ISA-99 has published a draft set of cyber security metrics that is worth a closer look. Metrics are an indispensable part of every cyber security program because without them such program

a) will not be fact-based

b) lacks the capability of systematic improvement (you cannot improve what you can’t measure).

A total of 17 high-priority cybersecurity conformance metrics is defined in the document, and their stated purpose comes with an ambitious claim. Quote:

“Measurements collected for these metrics provide the information needed to assess and manage all IACS risks and provide the basis for senior management to identify the source of the problem and authorize corrective action.”

Let’s look at these metrics. Some statistics:

  • Approximately half of the metrics are addressing logical access control
  • 70% of the metrics use firewall logs as their data source
  • Two out of 17 metrics refer to encryption.

Which installations and facilities did Work Group 4 have in mind when defining these metrics? Let’s do a quick reality check:

  • For the majority of IACS, there is either no access control at all (because it’s not supported by the respective product or had been deliberately disabled), no access control in the IT meaning of the term (e.g. user-based instead of role-based credentials), no session management (log off / log on) that would enable access control.
  • Firewalls within process networks are a rare asset, and even rarer are organizations that would bother to monitor their logs.
  • Encryption of network traffic in process networks is both rarely needed and rarely implemented.

The bottom line is that the fact base which can be covered by ISA-99’s metrics does not represent typical plant floors – it will only cover tiny parts of process networks that are loaded with technical gizmos that infosec people are used to, and what matches their mindset. Nowhere gets this more clear than in metric CM.11 that covers security incidents:

“Number of security incidents reported that have been traced to a delay in deploying patches.”

Funny enough, that’s the only type of incidents that ISA-99 seems to be interested in. A less biased observer with field experience would probably be more interested in a metric that measures the number of software malfunctions due to the deployment of security patches.

As a side note, none of the areas addressed by ISA’s metrics would have any effect on the gold standard of sophisticated ICS attacks, aka Stuxnet.

What is highly puzzling is the fact that ISA-99 actually believes that their metrics would

a) assess all IACS risks, and

b) are useful for senior management.

It leaves to be explained which type of action is expected by management from insight gained by meticulous investigation of firewall logs, reflecting topics like “number of dropped or rejected data packets related to a source address”. Nevertheless it can be stated that if ISA-99 claims that their metrics cover all IACS risks, their understanding of such risks appears to be severely limited.

What IACS security metrics need to look like

Metrics are a fundamental part of the RIPE Framework, and the respective document lists a total of 71 of them. The eight core metrics are

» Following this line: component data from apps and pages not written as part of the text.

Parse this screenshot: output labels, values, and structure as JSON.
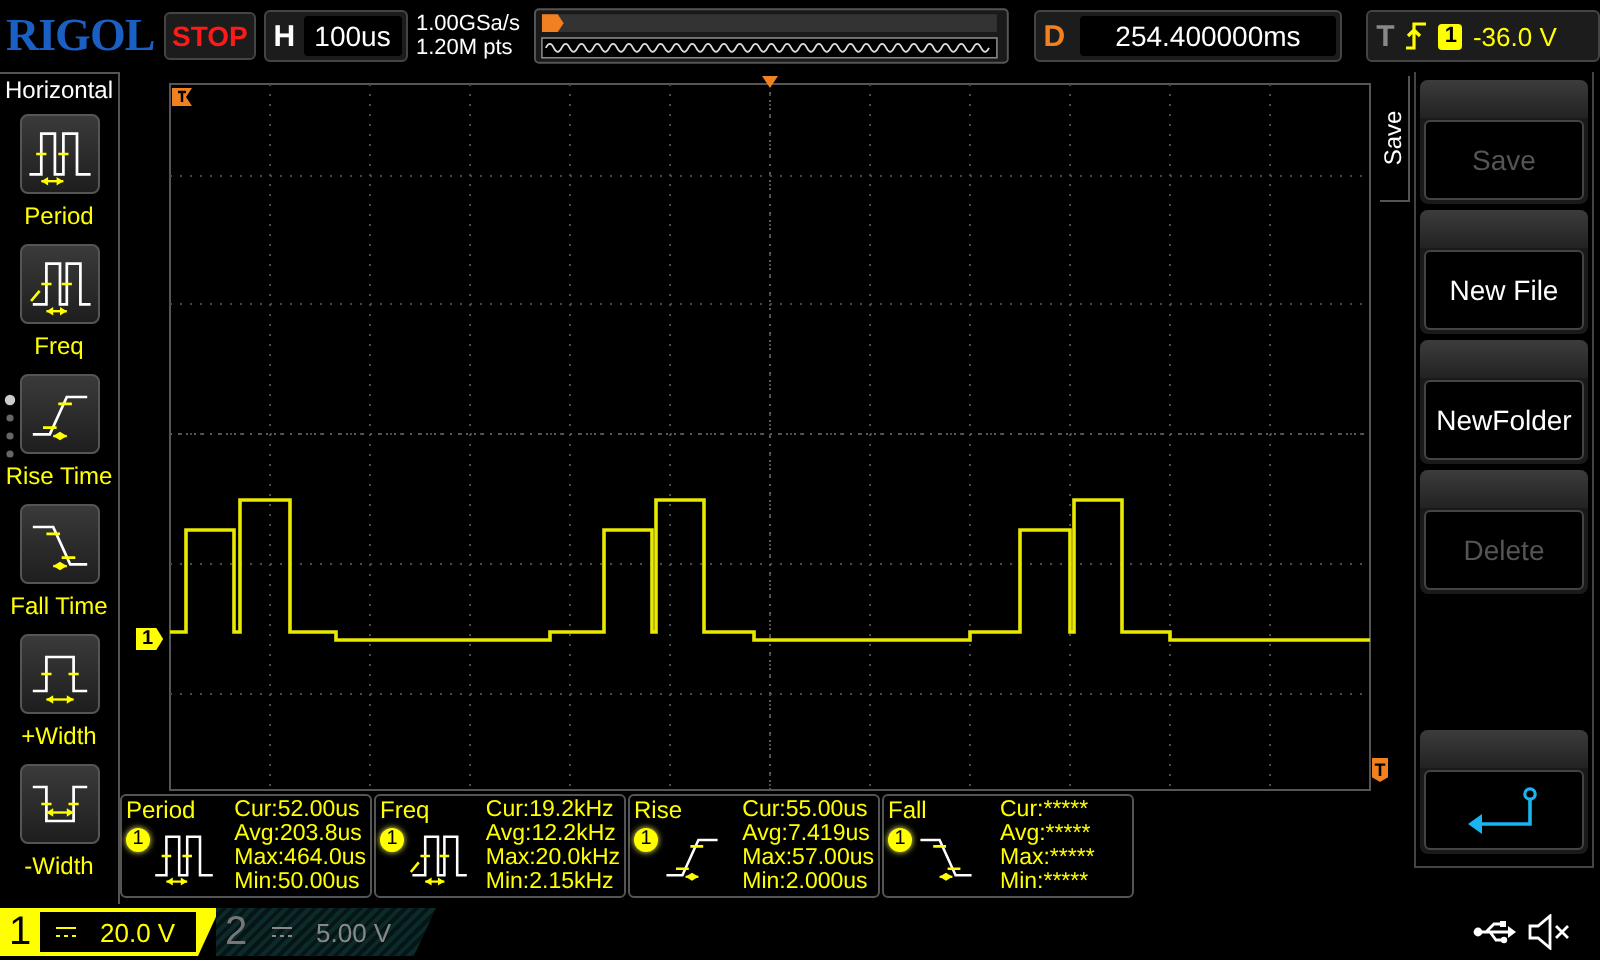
{
  "logo": "RIGOL",
  "run_state": "STOP",
  "timebase": {
    "label": "H",
    "value": "100us"
  },
  "acquisition": {
    "sample_rate": "1.00GSa/s",
    "memory_depth": "1.20M pts"
  },
  "delay": {
    "label": "D",
    "value": "254.400000ms"
  },
  "trigger": {
    "label": "T",
    "channel": "1",
    "level": "-36.0 V"
  },
  "measure_menu": {
    "title": "Horizontal",
    "items": [
      {
        "label": "Period",
        "kind": "period"
      },
      {
        "label": "Freq",
        "kind": "freq"
      },
      {
        "label": "Rise Time",
        "kind": "rise"
      },
      {
        "label": "Fall Time",
        "kind": "fall"
      },
      {
        "label": "+Width",
        "kind": "pwidth"
      },
      {
        "label": "-Width",
        "kind": "nwidth"
      }
    ]
  },
  "waveform": {
    "channel_marker": "1",
    "trigger_marker": "T"
  },
  "save_menu": {
    "title": "Save",
    "buttons": [
      {
        "kind": "text",
        "label": "Save",
        "disabled": true
      },
      {
        "kind": "text",
        "label": "New File",
        "disabled": false
      },
      {
        "kind": "text",
        "label": "NewFolder",
        "disabled": false
      },
      {
        "kind": "text",
        "label": "Delete",
        "disabled": true
      },
      {
        "kind": "back"
      }
    ]
  },
  "measurements": [
    {
      "name": "Period",
      "channel": "1",
      "kind": "period",
      "stats": [
        "Cur:52.00us",
        "Avg:203.8us",
        "Max:464.0us",
        "Min:50.00us"
      ]
    },
    {
      "name": "Freq",
      "channel": "1",
      "kind": "freq",
      "stats": [
        "Cur:19.2kHz",
        "Avg:12.2kHz",
        "Max:20.0kHz",
        "Min:2.15kHz"
      ]
    },
    {
      "name": "Rise",
      "channel": "1",
      "kind": "rise",
      "stats": [
        "Cur:55.00us",
        "Avg:7.419us",
        "Max:57.00us",
        "Min:2.000us"
      ]
    },
    {
      "name": "Fall",
      "channel": "1",
      "kind": "fall",
      "stats": [
        "Cur:*****",
        "Avg:*****",
        "Max:*****",
        "Min:*****"
      ]
    }
  ],
  "channels": [
    {
      "number": "1",
      "value": "20.0 V",
      "selected": true
    },
    {
      "number": "2",
      "value": "5.00 V",
      "selected": false
    }
  ]
}
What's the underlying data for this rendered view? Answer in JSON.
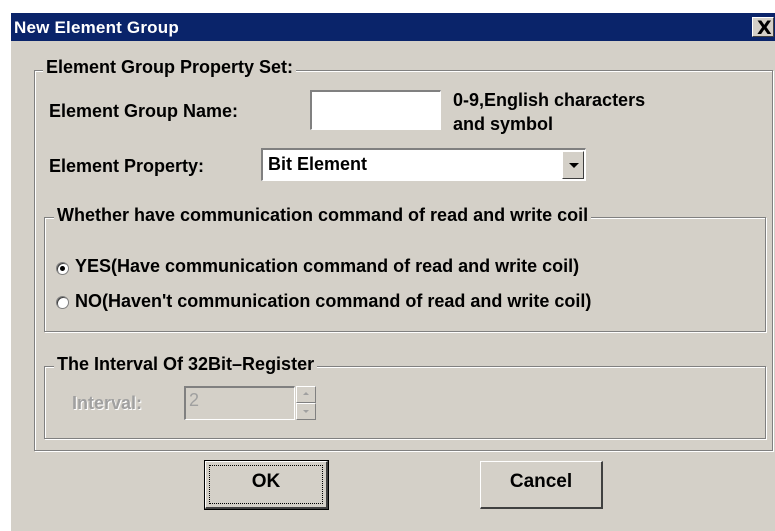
{
  "window": {
    "title": "New Element Group",
    "close_glyph": "X"
  },
  "property_group": {
    "legend": "Element Group Property Set:",
    "name_label": "Element Group Name:",
    "name_value": "",
    "name_hint_line1": "0-9,English characters",
    "name_hint_line2": "and symbol",
    "property_label": "Element Property:",
    "property_selected": "Bit Element"
  },
  "comm_group": {
    "legend": "Whether have communication command of read and write coil",
    "options": [
      {
        "label": "YES(Have communication command of read and write coil)",
        "selected": true
      },
      {
        "label": "NO(Haven't communication command of read and write coil)",
        "selected": false
      }
    ]
  },
  "interval_group": {
    "legend": "The Interval Of 32Bit–Register",
    "interval_label": "Interval:",
    "interval_value": "2",
    "enabled": false
  },
  "buttons": {
    "ok": "OK",
    "cancel": "Cancel"
  },
  "colors": {
    "titlebar": "#0a246a",
    "face": "#d4d0c8",
    "disabled_text": "#a0a0a0"
  }
}
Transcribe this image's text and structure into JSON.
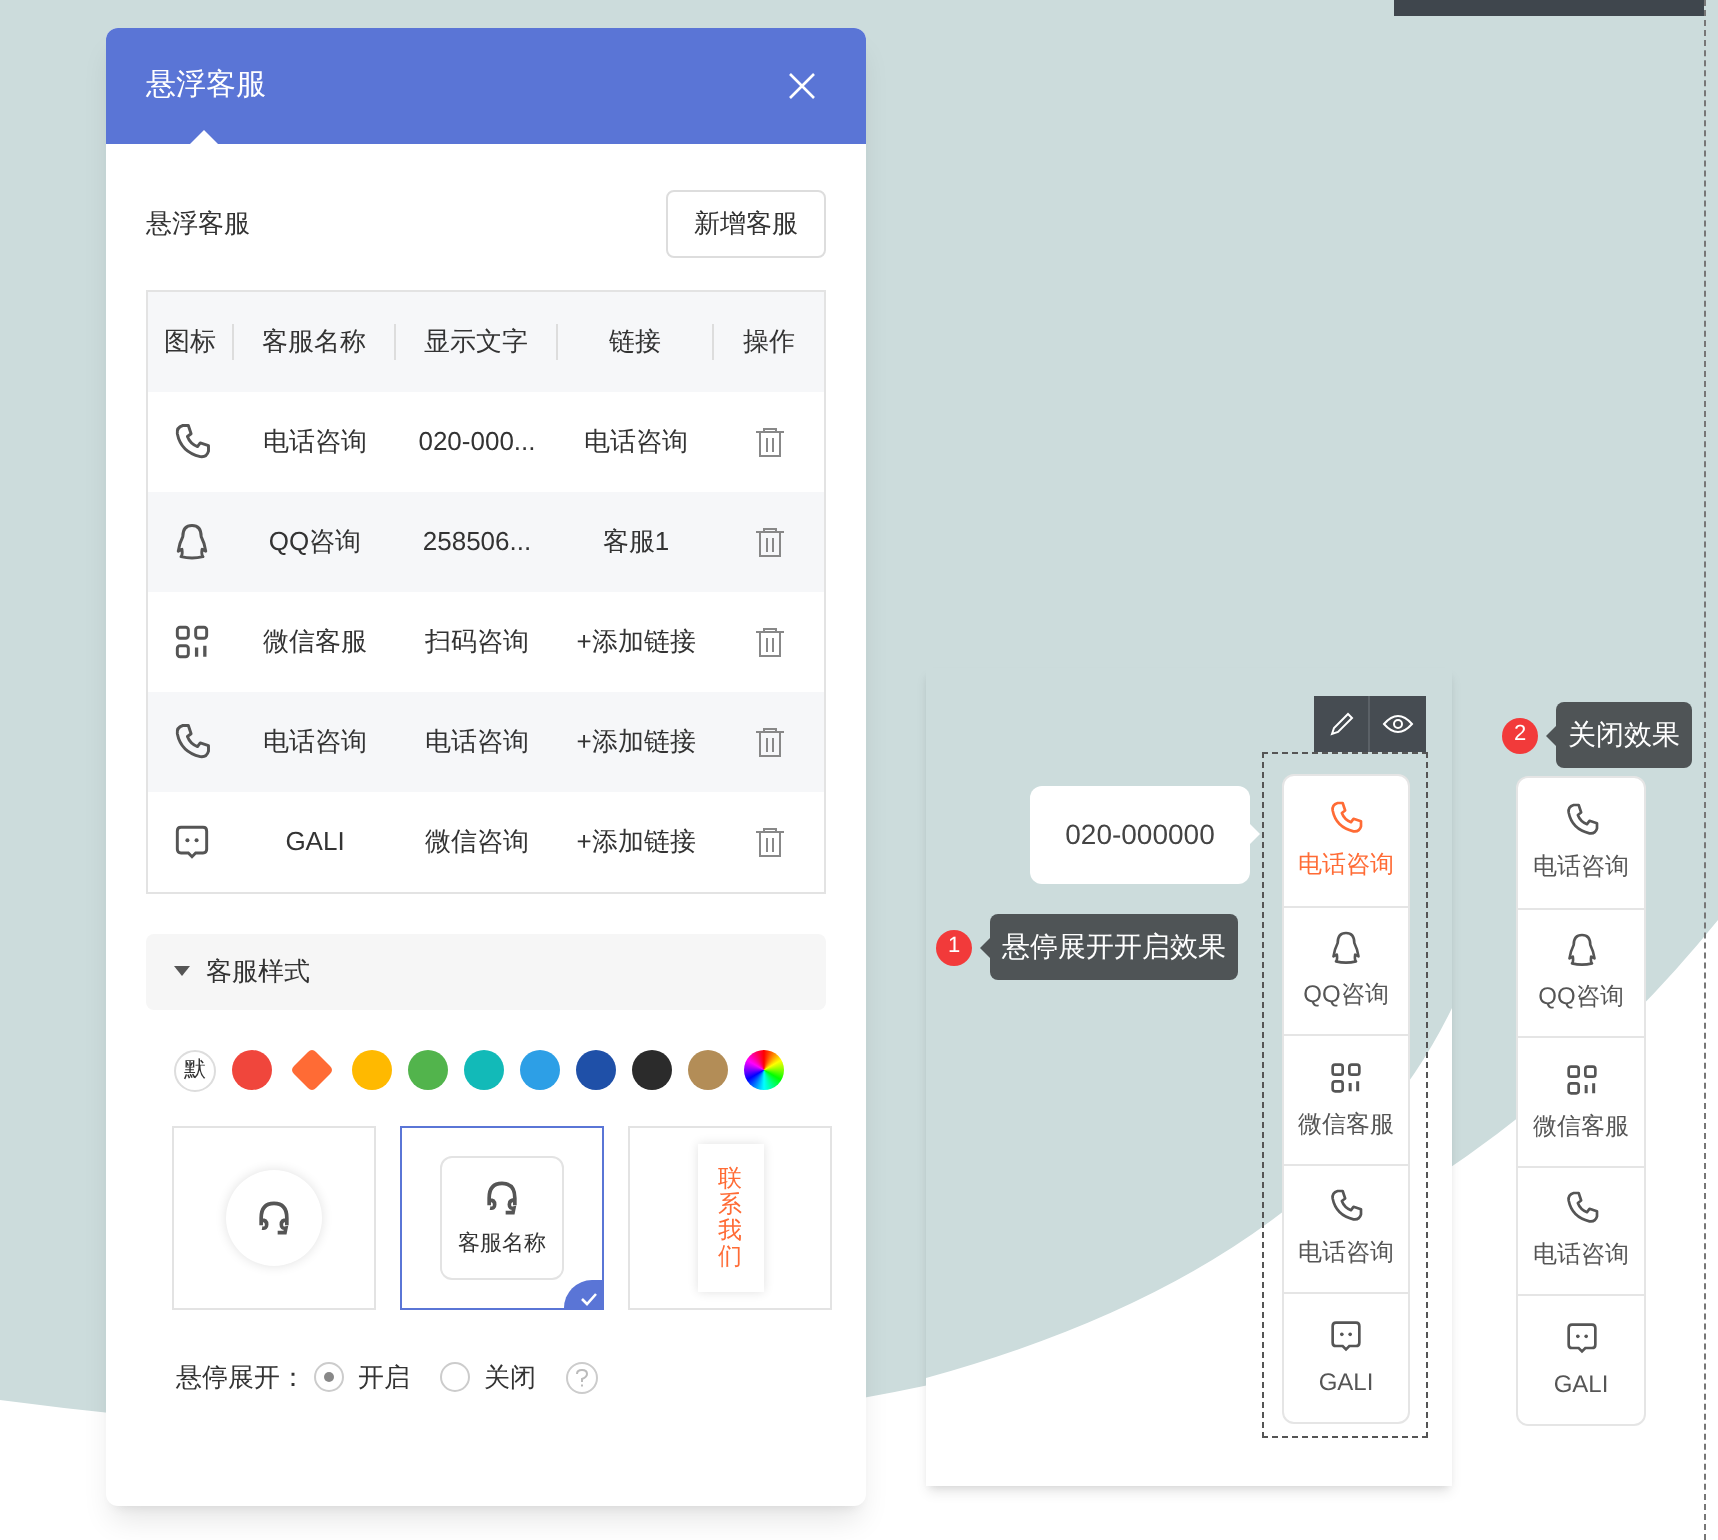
{
  "panel": {
    "title": "悬浮客服",
    "section_label": "悬浮客服",
    "add_button": "新增客服",
    "columns": [
      "图标",
      "客服名称",
      "显示文字",
      "链接",
      "操作"
    ],
    "rows": [
      {
        "kind": "phone",
        "name": "电话咨询",
        "text": "020-000...",
        "link": "电话咨询"
      },
      {
        "kind": "qq",
        "name": "QQ咨询",
        "text": "258506...",
        "link": "客服1"
      },
      {
        "kind": "grid",
        "name": "微信客服",
        "text": "扫码咨询",
        "link": "+添加链接"
      },
      {
        "kind": "phone",
        "name": "电话咨询",
        "text": "电话咨询",
        "link": "+添加链接"
      },
      {
        "kind": "chat",
        "name": "GALI",
        "text": "微信咨询",
        "link": "+添加链接"
      }
    ],
    "style_section": {
      "title": "客服样式",
      "expanded": true
    },
    "colors": [
      {
        "kind": "default",
        "label": "默",
        "selected": false
      },
      {
        "kind": "swatch",
        "color": "#f0463c",
        "selected": false
      },
      {
        "kind": "swatch",
        "color": "#ff6b35",
        "selected": true
      },
      {
        "kind": "swatch",
        "color": "#ffb900",
        "selected": false
      },
      {
        "kind": "swatch",
        "color": "#52b44c",
        "selected": false
      },
      {
        "kind": "swatch",
        "color": "#12bab8",
        "selected": false
      },
      {
        "kind": "swatch",
        "color": "#2d9fe6",
        "selected": false
      },
      {
        "kind": "swatch",
        "color": "#1f50a8",
        "selected": false
      },
      {
        "kind": "swatch",
        "color": "#2b2b2b",
        "selected": false
      },
      {
        "kind": "swatch",
        "color": "#b38d57",
        "selected": false
      },
      {
        "kind": "rainbow",
        "selected": false
      }
    ],
    "styles": [
      {
        "kind": "circle",
        "selected": false
      },
      {
        "kind": "card",
        "label": "客服名称",
        "selected": true
      },
      {
        "kind": "vertical",
        "label": "联系我们",
        "selected": false
      }
    ],
    "hover_expand": {
      "label": "悬停展开：",
      "options": [
        {
          "label": "开启",
          "selected": true
        },
        {
          "label": "关闭",
          "selected": false
        }
      ]
    }
  },
  "preview_open": {
    "tooltip": "020-000000",
    "badge": "1",
    "caption": "悬停展开开启效果",
    "items": [
      {
        "kind": "phone",
        "label": "电话咨询",
        "active": true
      },
      {
        "kind": "qq",
        "label": "QQ咨询",
        "active": false
      },
      {
        "kind": "grid",
        "label": "微信客服",
        "active": false
      },
      {
        "kind": "phone",
        "label": "电话咨询",
        "active": false
      },
      {
        "kind": "chat",
        "label": "GALI",
        "active": false
      }
    ]
  },
  "preview_closed": {
    "badge": "2",
    "caption": "关闭效果",
    "items": [
      {
        "kind": "phone",
        "label": "电话咨询",
        "active": false
      },
      {
        "kind": "qq",
        "label": "QQ咨询",
        "active": false
      },
      {
        "kind": "grid",
        "label": "微信客服",
        "active": false
      },
      {
        "kind": "phone",
        "label": "电话咨询",
        "active": false
      },
      {
        "kind": "chat",
        "label": "GALI",
        "active": false
      }
    ]
  }
}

RIPE.SI.Capability: The organization’s capability to completely and accurately catalog hardware and software systems in a system inventory

RIPE.NA.Capability: The organization’s capability to produce complete and accurate network models

RIPE.DF.Capability: The organization’s capability to produce complete and accurate data flow diagrams

RIPE.WF.Capability: The organization’s capability to produce complete and accurate workforce information related to individuals with legitimate control system access (including contractors), identifying their roles and responsibilities, applicable policies and standard operating procedures, and training record and training requirements

RIPE.TP.Capability: The organization’s capability to produce and execute a cyber security and robustness training program

RIPE.OP.Capability: The organization’s capability to produce and enforce Policies and Standard Operating Procedures

RIPE.SP.Capability: The organization’s capability to produce and enforce System Procurement Guidelines

RIPE.PP.Capability: The organization’s capability to produce and enforce plant planning guidelines applicable to configuration change.

All metrics are expressed as a cardinal number between zero and 100 and thus allow for comparisons and benchmarks (unlike ISA’s metrics).

As a matter of fact, all of ISA-99’s metrics are of little value until the items addressed in the RIPE metrics are covered by a cyber security program. Only the full-spectrum RIPE metrics give stakeholders a clear picture of where they stand, and what needs to be improved. Focusing on infosec peculiarities and technical gizmos such as SIEMs has little validity when the biggest security problems on the plant floor are still associated with insecure engineering laptops carried by contractors. The common language translation for little validity paired with hyperbole is “ivory tower”.

Asset owners are encouraged to start out with valid and relevant ICS security metrics right away by enlisting in the RIPE Framework. It’s not a draft, it’s immediately available, and even though it’s not for free, its implementation is arguably much more cost-efficient than figuring out how to put consensus-based standards to good use or throwing scarce resources at remote topics. As a case in point, even ICS security cost and budget are covered by RIPE metrics, and these are certainly numbers that are of interest to senior management.